Global metabolomics analysis of serum from humans at risk of thrombotic stroke†

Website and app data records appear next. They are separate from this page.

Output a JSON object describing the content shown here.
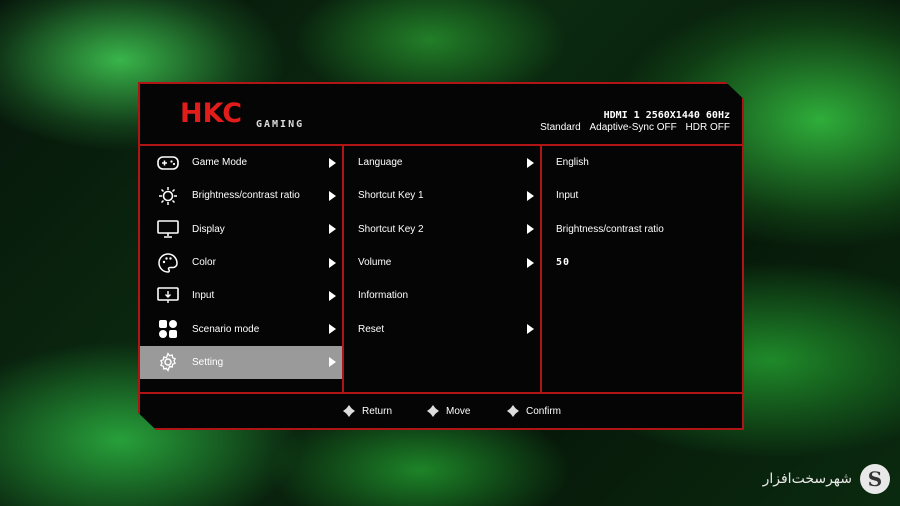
{
  "header": {
    "logo": "HKC",
    "logo_sub": "GAMING",
    "signal": "HDMI 1 2560X1440 60Hz",
    "status": [
      "Standard",
      "Adaptive-Sync OFF",
      "HDR OFF"
    ]
  },
  "main_menu": [
    {
      "label": "Game Mode",
      "icon": "gamepad-icon"
    },
    {
      "label": "Brightness/contrast ratio",
      "icon": "sun-icon"
    },
    {
      "label": "Display",
      "icon": "monitor-icon"
    },
    {
      "label": "Color",
      "icon": "palette-icon"
    },
    {
      "label": "Input",
      "icon": "input-icon"
    },
    {
      "label": "Scenario mode",
      "icon": "grid-icon"
    },
    {
      "label": "Setting",
      "icon": "gear-icon",
      "selected": true
    }
  ],
  "sub_menu": [
    {
      "label": "Language",
      "arrow": true
    },
    {
      "label": "Shortcut Key 1",
      "arrow": true
    },
    {
      "label": "Shortcut Key 2",
      "arrow": true
    },
    {
      "label": "Volume",
      "arrow": true
    },
    {
      "label": "Information",
      "arrow": false
    },
    {
      "label": "Reset",
      "arrow": true
    }
  ],
  "values": [
    "English",
    "Input",
    "Brightness/contrast ratio",
    "50"
  ],
  "footer": {
    "return": "Return",
    "move": "Move",
    "confirm": "Confirm"
  },
  "watermark": {
    "text": "شهرسخت‌افزار",
    "logo": "S"
  }
}
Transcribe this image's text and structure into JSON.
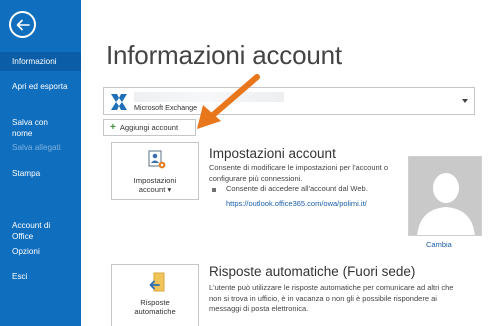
{
  "sidebar": {
    "colors": {
      "background": "#106ebe",
      "active": "#0a5da6",
      "disabled_text": "#7fb2de"
    },
    "back_icon": "arrow-left-circle-icon",
    "items": [
      {
        "label": "Informazioni",
        "state": "active"
      },
      {
        "label": "Apri ed esporta"
      },
      {
        "label": "Salva con\nnome"
      },
      {
        "label": "Salva allegati",
        "state": "disabled"
      },
      {
        "label": "Stampa"
      },
      {
        "label": "Account di\nOffice"
      },
      {
        "label": "Opzioni"
      },
      {
        "label": "Esci"
      }
    ]
  },
  "main": {
    "title": "Informazioni account",
    "account_selector": {
      "icon": "exchange-icon",
      "account_type": "Microsoft Exchange"
    },
    "add_account_label": "Aggiungi account",
    "account_settings": {
      "tile_label_line1": "Impostazioni",
      "tile_label_line2": "account ▾",
      "title": "Impostazioni account",
      "description": "Consente di modificare le impostazioni per l'account o configurare più connessioni.",
      "bullet": "Consente di accedere all'account dal Web.",
      "link": "https://outlook.office365.com/owa/polimi.it/"
    },
    "profile": {
      "change_label": "Cambia",
      "avatar_icon": "person-silhouette-icon"
    },
    "auto_replies": {
      "tile_label_line1": "Risposte",
      "tile_label_line2": "automatiche",
      "title": "Risposte automatiche (Fuori sede)",
      "description": "L'utente può utilizzare le risposte automatiche per comunicare ad altri che non si trova in ufficio, è in vacanza o non gli è possibile rispondere ai messaggi di posta elettronica."
    },
    "annotation": {
      "icon": "orange-arrow-icon",
      "color": "#e8761b"
    }
  }
}
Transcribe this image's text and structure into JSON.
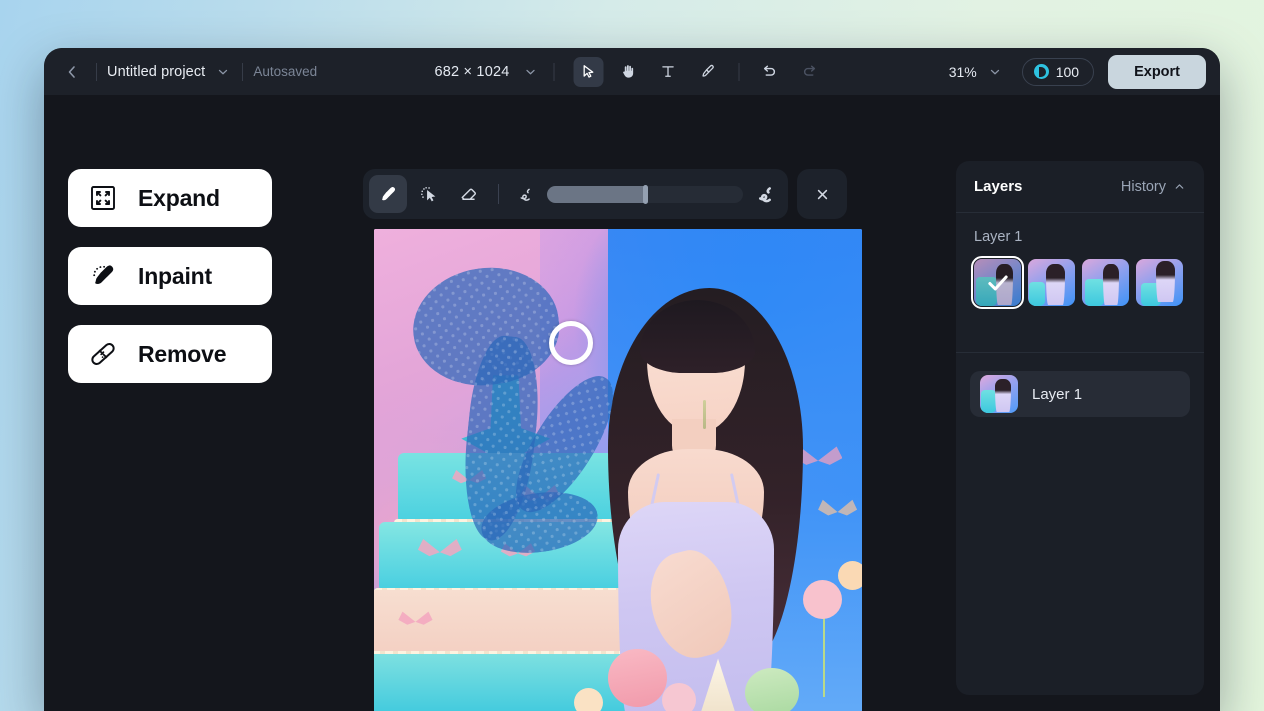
{
  "header": {
    "back_icon": "chevron-left-icon",
    "project_name": "Untitled project",
    "project_dropdown_icon": "chevron-down-icon",
    "autosaved_label": "Autosaved",
    "canvas_dimensions": "682 × 1024",
    "dimensions_dropdown_icon": "chevron-down-icon",
    "tools": [
      {
        "name": "select-tool",
        "icon": "cursor-arrow-icon",
        "active": true,
        "disabled": false
      },
      {
        "name": "hand-tool",
        "icon": "hand-icon",
        "active": false,
        "disabled": false
      },
      {
        "name": "text-tool",
        "icon": "text-t-icon",
        "active": false,
        "disabled": false
      },
      {
        "name": "brush-tool",
        "icon": "paintbrush-icon",
        "active": false,
        "disabled": false
      },
      {
        "name": "undo",
        "icon": "undo-arrow-icon",
        "active": false,
        "disabled": false
      },
      {
        "name": "redo",
        "icon": "redo-arrow-icon",
        "active": false,
        "disabled": true
      }
    ],
    "zoom_level": "31%",
    "zoom_dropdown_icon": "chevron-down-icon",
    "credits_icon": "credit-coin-icon",
    "credits_value": "100",
    "export_label": "Export"
  },
  "left_actions": [
    {
      "label": "Expand",
      "icon": "expand-frame-icon"
    },
    {
      "label": "Inpaint",
      "icon": "inpaint-brush-icon"
    },
    {
      "label": "Remove",
      "icon": "bandage-icon"
    }
  ],
  "brush_toolbar": {
    "tools": [
      {
        "name": "brush-tool",
        "icon": "paintbrush-icon",
        "active": true
      },
      {
        "name": "magic-select-tool",
        "icon": "magic-cursor-icon",
        "active": false
      },
      {
        "name": "eraser-tool",
        "icon": "eraser-icon",
        "active": false
      }
    ],
    "size_small_icon": "small-stroke-icon",
    "size_large_icon": "large-stroke-icon",
    "brush_size_percent": 50,
    "close_icon": "close-x-icon"
  },
  "canvas": {
    "brush_cursor_icon": "brush-cursor-ring",
    "mask_color": "#2c68ba"
  },
  "layers_panel": {
    "tab_layers": "Layers",
    "tab_history": "History",
    "history_chevron_icon": "chevron-up-icon",
    "layer_group_title": "Layer 1",
    "variants": [
      {
        "name": "variant-1",
        "selected": true,
        "check_icon": "check-icon"
      },
      {
        "name": "variant-2",
        "selected": false
      },
      {
        "name": "variant-3",
        "selected": false
      },
      {
        "name": "variant-4",
        "selected": false
      }
    ],
    "layer_rows": [
      {
        "name": "Layer 1"
      }
    ]
  },
  "colors": {
    "window_bg": "#14161c",
    "header_bg": "#1d2129",
    "panel_bg": "#1b1f27",
    "accent_cyan": "#2ec2e0",
    "export_bg": "#c9d6de"
  }
}
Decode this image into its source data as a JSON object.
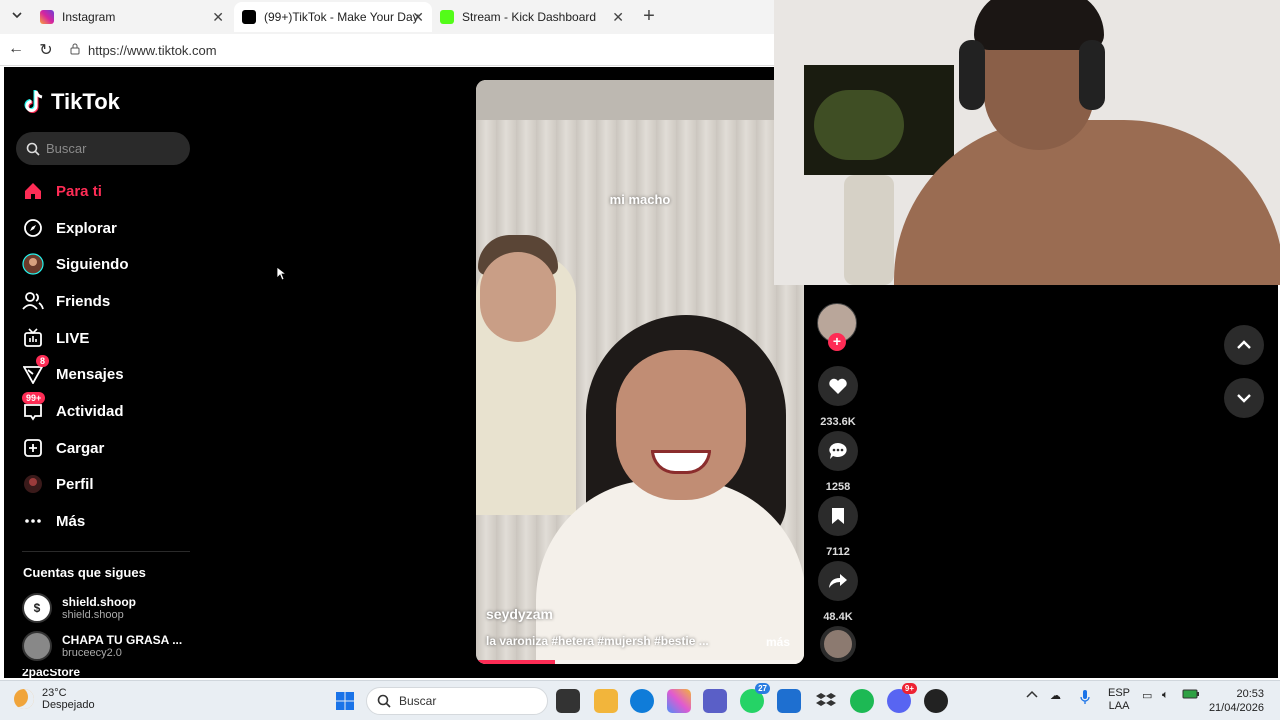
{
  "browser": {
    "tabs": [
      {
        "label": "Instagram",
        "active": false
      },
      {
        "label": "(99+)TikTok - Make Your Day",
        "active": true
      },
      {
        "label": "Stream - Kick Dashboard",
        "active": false
      }
    ],
    "url": "https://www.tiktok.com"
  },
  "tiktok": {
    "logo_text": "TikTok",
    "search_placeholder": "Buscar",
    "menu": [
      {
        "label": "Para ti",
        "icon": "home-icon",
        "active": true
      },
      {
        "label": "Explorar",
        "icon": "compass-icon"
      },
      {
        "label": "Siguiendo",
        "icon": "following-avatar-icon"
      },
      {
        "label": "Friends",
        "icon": "friends-icon"
      },
      {
        "label": "LIVE",
        "icon": "live-tv-icon"
      },
      {
        "label": "Mensajes",
        "icon": "paper-plane-icon",
        "badge": "8"
      },
      {
        "label": "Actividad",
        "icon": "inbox-icon",
        "badge": "99+"
      },
      {
        "label": "Cargar",
        "icon": "plus-square-icon"
      },
      {
        "label": "Perfil",
        "icon": "profile-avatar-icon"
      },
      {
        "label": "Más",
        "icon": "more-dots-icon"
      }
    ],
    "following_title": "Cuentas que sigues",
    "following": [
      {
        "name": "shield.shoop",
        "username": "shield.shoop",
        "avatar_letter": "$"
      },
      {
        "name": "CHAPA TU GRASA ...",
        "username": "bruceecy2.0",
        "avatar_letter": ""
      },
      {
        "name": "2pacStore",
        "username": "",
        "avatar_letter": ""
      }
    ],
    "video": {
      "overlay_text": "mi macho",
      "username": "seydyzam",
      "description": "la varoniza #hetera #mujersh #bestie ...",
      "more": "más",
      "progress": 0.24
    },
    "actions": {
      "likes": "233.6K",
      "comments": "1258",
      "saves": "7112",
      "shares": "48.4K"
    }
  },
  "taskbar": {
    "temperature": "23°C",
    "weather": "Despejado",
    "search_placeholder": "Buscar",
    "whatsapp_badge": "27",
    "discord_badge": "9+",
    "lang_top": "ESP",
    "lang_bottom": "LAA",
    "time": "20:53",
    "date": "21/04/2026"
  },
  "colors": {
    "tiktok_accent": "#fe2c55",
    "app_bg": "#000000",
    "taskbar_bg": "#e9eef3"
  }
}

We aimed to determine the serum concentrations of altered compounds to understand the changes in metabolism and pathophysiology that occur prior to thrombotic stroke. In this prospective cohort study, high-resolution metabolomics (HRM) was employed to analyze serum samples obtained from patients at risk of stroke (n = 99) and non-risk controls (n = 301). Partial least-squares discriminant analysis (PLS-DA), along with univariate analysis using a false discovery rate (FDR) of q = 0.05 were employed to identify the discriminant metabolic profiles and to determine significantly different metabolites between healthy control and stroke risk groups. PLS-DA satisfactorily separated the stroke risk sera from control sera. Additionally, these discriminant metabolic profiles were not related to hypertension, smoking, diabetes mellitus, or insulin sensitivity. A group of 35 metabolites, most of them amino acids, that were capable of discriminating stroke risk sera from controls were identified using untargeted metabolomics. Further, the targeted metabolomics approach confirmed that the quantified concentrations of L-tryptophan, 3-methoxytyramine, methionine, homocysteinesulfinic acid, cysteine, isoleucine, carnitine, arginine, linoleic acid, and sphingosine were specifically elevated in the sera of patients who were later diagnosed with stroke. Our untargeted and targeted metabolomics approaches support investigating these compounds as novel biomarkers for early and non-invasive detection of thrombotic stroke.